This fact sheet is part of the Teen talk: A survival guide for parents of teenagers series.
Teens are undergoing changes in their thinking, or cognitive, processes. Cognition refers to the thought processes occurring within the brain.
Improved thinking skills
By the age of 15 or 16, teens have the same thinking abilities as adults. Their overall brain functions are still not mature, however. (There's more information on that below.) There are three basic areas where teens' thinking has grown during childhood:
Reasoning. This includes an ability to think about options, to challenge long-held ideas, and to consider possibilities.
Abstract thinking. This is the ability to think about objects, principles, and ideas that are not physically present. It's the opposite of concrete thinking, which is focused on facts in the here and now, physical objects, and literal definitions.

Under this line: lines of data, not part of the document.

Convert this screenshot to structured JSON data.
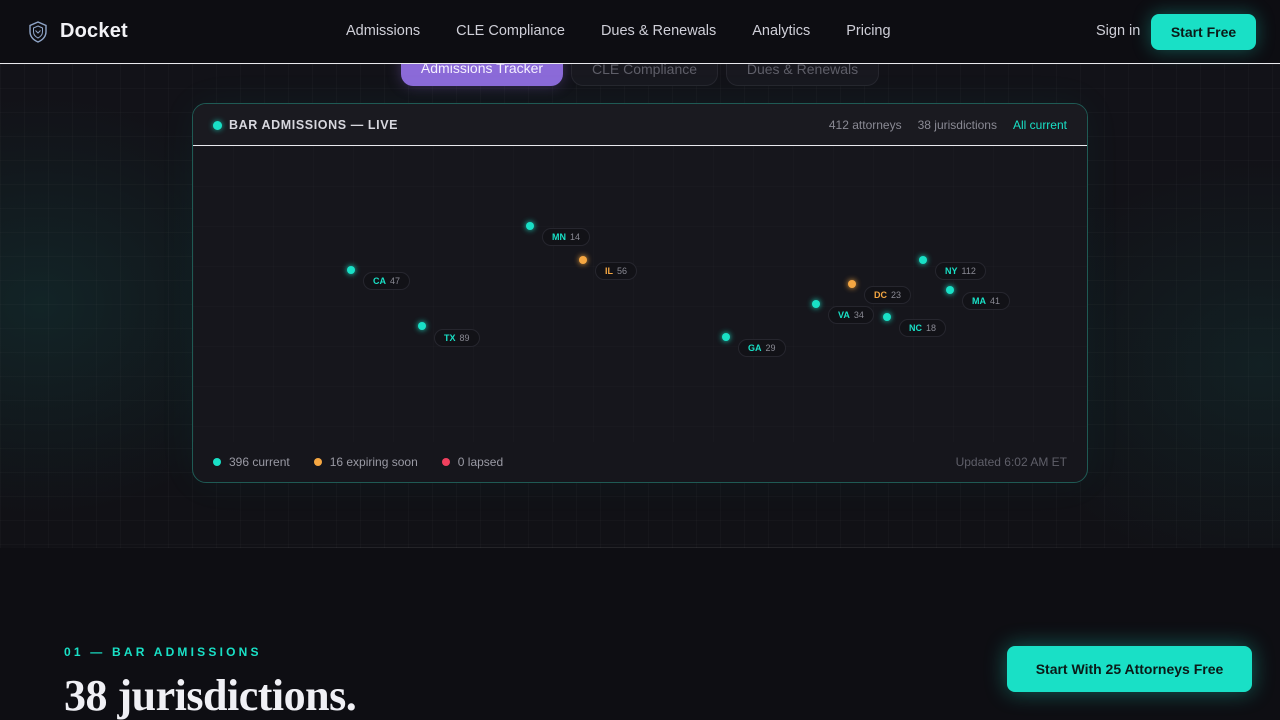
{
  "brand": {
    "name": "Docket",
    "icon": "shield-icon"
  },
  "nav": {
    "links": [
      "Admissions",
      "CLE Compliance",
      "Dues & Renewals",
      "Analytics",
      "Pricing"
    ],
    "sign_in": "Sign in",
    "start_free": "Start Free"
  },
  "tabs": [
    "Admissions Tracker",
    "CLE Compliance",
    "Dues & Renewals"
  ],
  "card": {
    "live_label": "BAR ADMISSIONS — LIVE",
    "stats": {
      "attorneys": "412 attorneys",
      "jurisdictions": "38 jurisdictions",
      "status": "All current"
    },
    "pins": [
      {
        "code": "CA",
        "count": "47",
        "status": "current"
      },
      {
        "code": "TX",
        "count": "89",
        "status": "current"
      },
      {
        "code": "MN",
        "count": "14",
        "status": "current"
      },
      {
        "code": "IL",
        "count": "56",
        "status": "expiring"
      },
      {
        "code": "GA",
        "count": "29",
        "status": "current"
      },
      {
        "code": "VA",
        "count": "34",
        "status": "current"
      },
      {
        "code": "DC",
        "count": "23",
        "status": "expiring"
      },
      {
        "code": "NC",
        "count": "18",
        "status": "current"
      },
      {
        "code": "NY",
        "count": "112",
        "status": "current"
      },
      {
        "code": "MA",
        "count": "41",
        "status": "current"
      }
    ],
    "legend": [
      {
        "label": "396 current",
        "color": "#19e0c6"
      },
      {
        "label": "16 expiring soon",
        "color": "#f5a742"
      },
      {
        "label": "0 lapsed",
        "color": "#f0405e"
      }
    ],
    "updated": "Updated 6:02 AM ET"
  },
  "colors": {
    "accent": "#19e0c6",
    "current": "#19e0c6",
    "expiring": "#f5a742",
    "lapsed": "#f0405e",
    "tab_active": "#8b6ad8"
  },
  "section": {
    "eyebrow": "01 — BAR ADMISSIONS",
    "headline": "38 jurisdictions.",
    "cta": "Start With 25 Attorneys Free"
  }
}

The ability to "think about thinking". This is the ability to step outside yourself and consider your own, and others', thoughts about something.
Teens may use their advanced thinking skills to challenge parents and test out and explore new ideas. Teens need help learning to express their ideas and challenge others in appropriate ways. As a parent, you should understand that teens' expression of new ideas is part of normal development.
You needn't view this behavior as defiant. But you should be concerned if the challenges are frequent or disrespectful. Or if they're accompanied by acting out or other problem behaviors.
What parents can do
Teens might be better able to think about a problem and come up with possible solutions than when they were younger. But there's an important difference between teens' and adults' thinking processes. Because teens' brain functions are still not mature, they may still have trouble solving problems and making decisions. Here's what you can do to help your teen think through issues they encounter in daily life:
Engage your teen in frequent conversations and explorations of ideas and information.
Within reason, tolerate your teen's choice of words that might seem disrespectful. Remember that your teen is still learning how to express their thoughts.
Model how to express different viewpoints in a respectful way by carefully choosing your own words.
If necessary, set basic rules for conversations. This will help both you and your teen respect each others' views.
Withhold judgment. Don't put down or criticize ideas your teen expresses as "crazy" or "impossible." Instead, ask your teen how he or she came to their conclusions. Also encourage your teen to think through alternatives.
Gardner, M., & Steinberg, L. (2005). Peer influence on risk-taking, risk preference, and risky decision-making in adolescence and adulthood: An experimental study.
McNeely, C., & Blanchard, J. (2010). The teen years explained: A guide to healthy adolescent development.
Simpson, A. R. (2001). Raising teens: A synthesis of research and a foundation for action.
Steinberg, L. (2008). Adolescence.
The Teen Years Explained — Clea McNeely, PhD and Jayne Blanchard — This e-book can help both teens and adults to understand developmental changes and tips for how to apply this knowledge to your everyday life.
Reviewed in 2018